The Orpington is a dual-purpose chicken breed, raised for both eggs and meat. Developed in Orpington, Kent, England, it was bred specifically to produce superior eggs while still maintaining good meat quality. Several different color variations exist, including the common buff Orpington, and there are both full-sized and bantam varieties available.
The Orpington chicken is a good all-purpose utility chicken, providing both eggs and meat, but it is frequently bred for show. Breeding for show is so common that the egg production of this chicken has fallen slightly over the years as breeders emphasize appearance overproduction. The Orpington is a friendly breed that also makes a good outdoor pet for families, schools, or clubs.
Origins and History

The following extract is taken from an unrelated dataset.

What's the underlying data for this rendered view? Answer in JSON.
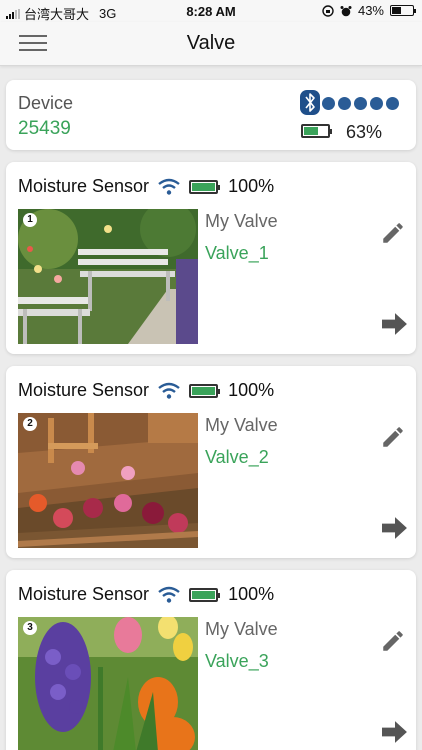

The Orpington was first bred by William Cook in 1866 by crossing Minorca, Lanshan, and Plymouth Rock breeds to produce a hybrid. Initially, Cook bred a blackbird aimed at hiding the grim of air polluted by London factories, but other colors soon proliferated. Today, the buff color is the most common.
The bantam version of the Orpington was developed in Germany in the early 20th century.
Mature Orpingtons are large, heavy birds, weighing in at 7 to 8 pounds. Bantams range from 3 to 3 1/2 pounds.
Orpingtons are big, gentle birds that respond well to attention. They are non-aggressive and enjoy handling, making them a good bird for families. Because they are passive birds, they do not do well in mixed flocks that include aggressive breeds, such as the Rhode Island Reds. Orpingtons are relatively quiet birds that do well in city or suburban environments. They are great with kids, making them a good choice for 4-H projects or schools.
Orpingtons do not mind confinement and respond well to the transportation and handling that goes with competitive showing.
Hens brood easily and make good mothers. A small flock of Orpingtons can easily be maintained over a long period. Roosters of the species are unusually gentle.
Colors and Markings
The Orpington has a heavy, broad body with a low stance. The broad, smooth feathers are fluffy, and the back is short and curvy. There are several common color varieties, including buff, black, blue, and white. Buff is the most common color variation; other colors may be hard to find.
The beak, feet, and legs are pinkish-white in color, and the eyes are reddish-brown. The wattle, comb, and earlobes are red. The comb generally has five points.
Raising the Orpington
Orpingtons are a heritage breed—one that existed before modern industrial meat and egg production. Many small farmers find heritage breeds to be hardier and healthier than their industrial, hybrid counterparts, and they tend to exhibit more classic chicken behaviors such as foraging, dust bathing, parenting their young, and sometimes going broody.
Orpingtons are also very cold-hardy and lay well through frigid winters and dark, short days. They are large birds with thick feathering that helps keep them warm and toasty through the winter months. They are good birds for cold climates but can also tolerate heat if they are given shade during the hottest part of the day.
Eggs and Meat
An Orpington hen lays 200 to 280 large brown eggs per year. If raised for meat, the birds are ready for the table after about 22 weeks.
Common Health Issues
Orpingtons thrive in the cold, but very warm temperatures can kill them unless they have shade and good ventilation. Orpingtons have dense feathers that can collect lice and mites—regular application of poultry dust can keep pests in check.
Large birds, Orpingtons can be prone to obesity unless they get ample exercise.
More Chicken Breeds
If you find the Orpington chicken interesting, also consider these other chicken breeds:
Or consider any of the other chicken breeds commonly raised.